The area has been represented in Parliament by Labour politician Mark Tami since 2001, and Cottrell thinks he “should be worried.”
“We’re in for quite choppy waters ahead, and I’m stressing to voters that I have that experience to get us through,” Tami said in an interview at the local Labour Club. He is taking the Conservative threat “very seriously.”
Up the road from Airbus, a shop called Charlotte James hires out elegant ladies’ gowns and hats for special occasions. Owner Debbie Kellett, 52, frets that Brexit will cost the area jobs and hurt her business.
While Labour says it’ll prioritize jobs and the economy in the Brexit negotiations, it’s the premier whom Kellett trusts.
“Brexit is a disaster and I would rather it is in her hands because she’ll get the best deal possible,” Kellett said. “In the long run I think it’ll be bad for jobs at Airbus. In five to 10 years, if they’re thinking about expanding, or moving particular pieces of work, they’ll think twice before doing it here.”
The problem for lawmakers like Tami trying to hold on to their seats is that people are not looking at his track record as much as who is leading party.

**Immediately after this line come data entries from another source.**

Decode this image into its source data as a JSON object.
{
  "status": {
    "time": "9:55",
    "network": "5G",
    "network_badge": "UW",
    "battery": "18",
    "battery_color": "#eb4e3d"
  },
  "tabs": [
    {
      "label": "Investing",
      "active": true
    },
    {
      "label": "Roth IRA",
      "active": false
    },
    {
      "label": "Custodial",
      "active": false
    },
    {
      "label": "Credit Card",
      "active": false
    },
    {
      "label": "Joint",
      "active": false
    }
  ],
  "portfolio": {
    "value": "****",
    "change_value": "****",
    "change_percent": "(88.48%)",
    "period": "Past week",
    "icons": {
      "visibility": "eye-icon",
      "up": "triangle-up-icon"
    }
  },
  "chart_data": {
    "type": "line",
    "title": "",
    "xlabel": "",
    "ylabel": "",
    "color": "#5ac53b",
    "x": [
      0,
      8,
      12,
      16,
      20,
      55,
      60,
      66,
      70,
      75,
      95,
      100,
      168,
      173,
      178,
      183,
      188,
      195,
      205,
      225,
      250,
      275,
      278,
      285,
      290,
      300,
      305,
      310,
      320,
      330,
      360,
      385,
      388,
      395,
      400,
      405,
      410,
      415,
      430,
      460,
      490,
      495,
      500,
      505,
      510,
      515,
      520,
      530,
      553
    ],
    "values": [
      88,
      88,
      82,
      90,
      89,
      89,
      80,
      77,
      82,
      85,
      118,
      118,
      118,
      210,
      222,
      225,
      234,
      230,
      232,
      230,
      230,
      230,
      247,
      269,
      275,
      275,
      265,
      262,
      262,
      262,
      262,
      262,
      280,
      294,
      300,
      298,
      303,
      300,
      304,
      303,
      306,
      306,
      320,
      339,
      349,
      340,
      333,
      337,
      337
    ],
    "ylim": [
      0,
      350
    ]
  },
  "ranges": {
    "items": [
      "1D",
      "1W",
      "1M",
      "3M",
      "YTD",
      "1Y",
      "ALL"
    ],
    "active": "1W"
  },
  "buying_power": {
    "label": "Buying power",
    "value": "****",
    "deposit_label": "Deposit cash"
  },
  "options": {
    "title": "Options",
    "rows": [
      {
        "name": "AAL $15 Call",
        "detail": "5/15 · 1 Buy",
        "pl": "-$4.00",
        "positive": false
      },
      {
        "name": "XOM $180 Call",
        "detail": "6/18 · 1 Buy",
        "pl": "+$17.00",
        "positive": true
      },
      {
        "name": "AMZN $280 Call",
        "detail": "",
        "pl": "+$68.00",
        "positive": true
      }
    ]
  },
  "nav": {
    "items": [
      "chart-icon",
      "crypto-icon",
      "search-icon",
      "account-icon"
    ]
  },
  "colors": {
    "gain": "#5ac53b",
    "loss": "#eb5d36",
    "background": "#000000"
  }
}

The prime minister is more popular than her Conservatives -- so much so that she is running her campaign under her personal brand -- while Labour leader Jeremy Corbyn rates worse than his party.
Locals believe May’s rhetoric that she provides “strong and stable leadership.” In interviews last week, voter after voter in this Labour stronghold brought up -- unprompted -- the contrast between May and Corbyn.
That means that places like Alyn and Deeside and neighboring Delyn and Wrexham could all fall to the Tories. In South Wales, all of Labour’s seats in Cardiff and Newport look “vulnerable,” according to Wyn Jones, who noted that the Tories are also "very keenly" targeting Bridgend, one of the earlier campaign stops for May and home to a Ford Motor Co. engine plant.
“I know that sense of disenchantment is particularly acute here in Wales,” May said during her visit. “It’s because the Labour party has taken people in Wales for granted for decades.”
For Ronald Young, a 68-year-old retired ambulance worker who’s switching from Labour, May is the “only sensible” party leader. Edna Jones, a chef, also plans to switch to the Tories because May is “a very strong woman who’s in touch with everyday people.”
“I don’t see how anyone could possibly vote for Corbyn –- he’s more an activist than a prime minister,” said Claire Power, a 43-year-old hairdresser, outside her home in Broughton. “You definitely feel safer with her leading the country.”
Alyn and Deeside has returned Labour members of Parliament since its creation in 1983 -- the year Thatcher dealt Labour its biggest defeat since the 1930s. Before that, it was part of the east Flintshire seat created in 1950. That too, was always Labour.
Now, Tory candidate Laura Knightly, 28, spies an “excellent” chance of seizing the seat after trailing Tami by more that 3,000 votes in 2015. Of 15 people approached by Bloomberg who were prepared to divulge their voting intention, eight planned to vote Conservative, and seven Labour. But several of those Labour voters were lukewarm in their praise for Corbyn.
“Jeremy Corbyn is decent, but he doesn’t seem the strongest of leaders,” said Harry Mercer, 23, a hospitality worker. “Especially in the face of the new Iron Lady.”